::: Material provided
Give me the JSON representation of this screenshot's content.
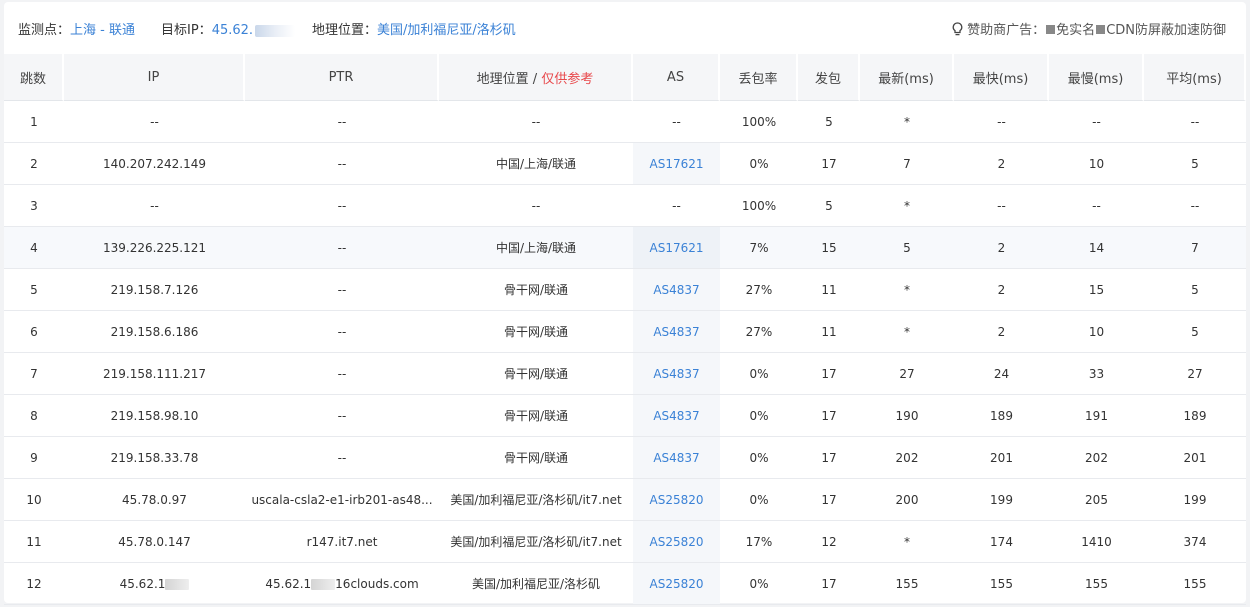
{
  "header": {
    "monitor_label": "监测点：",
    "monitor_value": "上海 - 联通",
    "target_label": "目标IP：",
    "target_value": "45.62.",
    "location_label": "地理位置：",
    "location_value": "美国/加利福尼亚/洛杉矶",
    "sponsor_label": "赞助商广告：",
    "sponsor_text_1": "免实名",
    "sponsor_text_2": "CDN防屏蔽加速防御"
  },
  "columns": {
    "hop": "跳数",
    "ip": "IP",
    "ptr": "PTR",
    "geo": "地理位置",
    "geo_sep": " / ",
    "geo_note": "仅供参考",
    "as": "AS",
    "loss": "丢包率",
    "sent": "发包",
    "last": "最新(ms)",
    "best": "最快(ms)",
    "worst": "最慢(ms)",
    "avg": "平均(ms)"
  },
  "rows": [
    {
      "hop": "1",
      "ip": "--",
      "ptr": "--",
      "geo": "--",
      "as": "--",
      "loss": "100%",
      "sent": "5",
      "last": "*",
      "best": "--",
      "worst": "--",
      "avg": "--"
    },
    {
      "hop": "2",
      "ip": "140.207.242.149",
      "ptr": "--",
      "geo": "中国/上海/联通",
      "as": "AS17621",
      "loss": "0%",
      "sent": "17",
      "last": "7",
      "best": "2",
      "worst": "10",
      "avg": "5"
    },
    {
      "hop": "3",
      "ip": "--",
      "ptr": "--",
      "geo": "--",
      "as": "--",
      "loss": "100%",
      "sent": "5",
      "last": "*",
      "best": "--",
      "worst": "--",
      "avg": "--"
    },
    {
      "hop": "4",
      "ip": "139.226.225.121",
      "ptr": "--",
      "geo": "中国/上海/联通",
      "as": "AS17621",
      "loss": "7%",
      "sent": "15",
      "last": "5",
      "best": "2",
      "worst": "14",
      "avg": "7"
    },
    {
      "hop": "5",
      "ip": "219.158.7.126",
      "ptr": "--",
      "geo": "骨干网/联通",
      "as": "AS4837",
      "loss": "27%",
      "sent": "11",
      "last": "*",
      "best": "2",
      "worst": "15",
      "avg": "5"
    },
    {
      "hop": "6",
      "ip": "219.158.6.186",
      "ptr": "--",
      "geo": "骨干网/联通",
      "as": "AS4837",
      "loss": "27%",
      "sent": "11",
      "last": "*",
      "best": "2",
      "worst": "10",
      "avg": "5"
    },
    {
      "hop": "7",
      "ip": "219.158.111.217",
      "ptr": "--",
      "geo": "骨干网/联通",
      "as": "AS4837",
      "loss": "0%",
      "sent": "17",
      "last": "27",
      "best": "24",
      "worst": "33",
      "avg": "27"
    },
    {
      "hop": "8",
      "ip": "219.158.98.10",
      "ptr": "--",
      "geo": "骨干网/联通",
      "as": "AS4837",
      "loss": "0%",
      "sent": "17",
      "last": "190",
      "best": "189",
      "worst": "191",
      "avg": "189"
    },
    {
      "hop": "9",
      "ip": "219.158.33.78",
      "ptr": "--",
      "geo": "骨干网/联通",
      "as": "AS4837",
      "loss": "0%",
      "sent": "17",
      "last": "202",
      "best": "201",
      "worst": "202",
      "avg": "201"
    },
    {
      "hop": "10",
      "ip": "45.78.0.97",
      "ptr": "uscala-csla2-e1-irb201-as48...",
      "geo": "美国/加利福尼亚/洛杉矶/it7.net",
      "as": "AS25820",
      "loss": "0%",
      "sent": "17",
      "last": "200",
      "best": "199",
      "worst": "205",
      "avg": "199"
    },
    {
      "hop": "11",
      "ip": "45.78.0.147",
      "ptr": "r147.it7.net",
      "geo": "美国/加利福尼亚/洛杉矶/it7.net",
      "as": "AS25820",
      "loss": "17%",
      "sent": "12",
      "last": "*",
      "best": "174",
      "worst": "1410",
      "avg": "374"
    },
    {
      "hop": "12",
      "ip": "45.62.1",
      "ptr_a": "45.62.1",
      "ptr_b": "16clouds.com",
      "geo": "美国/加利福尼亚/洛杉矶",
      "as": "AS25820",
      "loss": "0%",
      "sent": "17",
      "last": "155",
      "best": "155",
      "worst": "155",
      "avg": "155"
    }
  ]
}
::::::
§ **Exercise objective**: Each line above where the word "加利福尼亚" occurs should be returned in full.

§ **Finished task**:
    "location_value": "美国/加利福尼亚/洛杉矶",
      "geo": "美国/加利福尼亚/洛杉矶/it7.net",
      "geo": "美国/加利福尼亚/洛杉矶/it7.net",
      "geo": "美国/加利福尼亚/洛杉矶",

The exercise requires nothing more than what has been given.